Team and their admins argue rather than answer questions. They would rather classify you as a fudder, "weak hand" (really?) than answer your questions and comments constructively.
Their community is strategically protected by "fellow investors" who do nothing but put you down for asking questions or expressing a contrary opinion. They're usually very good at making invalid arguments which takes you farther away from the original question or topic of discussion.
These are all signals and may not be conclusive on their own but they tend to put me off a lot or at best, makes me very edgy about the project.
This is too basic that I almost didn't want to include it but I see even the "experienced" crypto investors make this mistake.
As I stated earlier when I am invested in a project with good fundamentals and a great team I wouldn't "react" to short term price movements.
If a coin I am interested in is already pumping, I wouldn't try to play catch up and buy into the pump.
There's always a correction around the corner, no matter how hard it pumps and I can wait for a good entry.
And if that correction never comes, I pass onto other opportunities. There're too many good projects to buy instead of impulsively chasing one.
Same way if it's dumping due to "whales play" or some bad news.
I would evaluate the cause of the "dump" and if I find it to be temporary I just remain cool and wait for the sentiments to settle down.
As long as the team is still building and putting in the work and you believe in the project, HODL on through any dip.

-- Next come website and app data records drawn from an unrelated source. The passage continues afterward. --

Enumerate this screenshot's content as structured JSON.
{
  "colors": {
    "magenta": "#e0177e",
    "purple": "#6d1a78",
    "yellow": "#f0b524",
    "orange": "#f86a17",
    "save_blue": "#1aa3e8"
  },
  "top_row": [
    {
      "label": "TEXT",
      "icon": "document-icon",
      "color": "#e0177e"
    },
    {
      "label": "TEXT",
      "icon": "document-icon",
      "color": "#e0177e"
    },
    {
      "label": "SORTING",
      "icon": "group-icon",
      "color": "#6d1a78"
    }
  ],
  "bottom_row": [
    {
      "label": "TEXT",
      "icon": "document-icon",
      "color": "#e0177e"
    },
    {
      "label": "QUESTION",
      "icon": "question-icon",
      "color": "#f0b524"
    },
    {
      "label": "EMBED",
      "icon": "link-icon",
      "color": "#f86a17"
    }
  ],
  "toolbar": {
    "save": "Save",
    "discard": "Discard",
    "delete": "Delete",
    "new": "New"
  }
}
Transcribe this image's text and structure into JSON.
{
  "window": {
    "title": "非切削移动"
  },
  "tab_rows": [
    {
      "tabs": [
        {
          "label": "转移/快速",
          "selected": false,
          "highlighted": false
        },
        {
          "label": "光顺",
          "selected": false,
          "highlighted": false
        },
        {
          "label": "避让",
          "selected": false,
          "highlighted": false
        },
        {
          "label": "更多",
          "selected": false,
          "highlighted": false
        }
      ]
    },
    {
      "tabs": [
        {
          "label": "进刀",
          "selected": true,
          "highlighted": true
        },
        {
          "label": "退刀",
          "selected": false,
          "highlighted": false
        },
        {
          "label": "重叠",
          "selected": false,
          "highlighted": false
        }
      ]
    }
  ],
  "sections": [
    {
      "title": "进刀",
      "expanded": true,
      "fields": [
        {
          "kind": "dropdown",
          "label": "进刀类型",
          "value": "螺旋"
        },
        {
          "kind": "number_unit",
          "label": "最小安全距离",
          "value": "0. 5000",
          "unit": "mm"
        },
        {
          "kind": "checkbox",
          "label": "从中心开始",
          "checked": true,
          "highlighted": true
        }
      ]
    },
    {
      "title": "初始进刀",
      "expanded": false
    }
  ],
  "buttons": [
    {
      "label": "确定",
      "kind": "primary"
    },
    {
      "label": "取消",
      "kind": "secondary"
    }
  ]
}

Except you're a trends trader and wants to ride the wave, reacting impulsively to a coin's price movements is almost always suicide.
There are over 7,000 different cryptocurrencies in the market. Once you miss a pump, look for another one.
Rather than spill your blood all over the place trying to catch a flight that's already in the air.
Most times, when I am invested in a project, I pin their Telegram group for easy reference.
And I immediately add the token to my watchlist on CMC and CoinGecko - that's if I haven't already done that before buying in the first place.
And finally, I activate notification for their tweets and subscribe to their newsletters.
Because I want to know everything they're doing so that I can evaluate whether I would buy more, just keep holding, reduce or sell off my bag.
Plus I don't want to be the last person to know about their latest developments.
You need timely and accurate information to effectively manage your portfolio.
And that requires you to be up to date with the latest developments of all projects that you're invested in.
According to Wikipedia:
Escalated commitment is a human behavior pattern in which an individual or group facing increasingly negative outcomes from a decision, action, or investment nevertheless continues the behavior instead of altering course.
Never fall in love with any project or coin. And never become overly committed to holding on to especially, a losing investment position.
Especially when all available information points to the fact that this was a bad investment.
Be bold. Cut your losses and move on.
You can't win all!
So learn to call your fuck up and pull the plug as early as possible to save whatever is left.
There's nothing like "it might still go up", "load up on the dip" nonsense, or arguing what is, should, and shouldn't with the project admins or team.
Just sell it off (if that's still possible) and walk away.
I like to keep my crypto investment rules as simple and flexible as possible.
The goal is first, to make money, and everything else is secondary.
Most times, it's easy to identify a good or scam project if you know what to look out for.
If you ever find yourself invested in a scam or total shitcoin, don't hesitate, cut your loses and move on.
And when you find a really good project, buy it and never sell.
What's your crypto investment playbook? Share with us in the comments section below.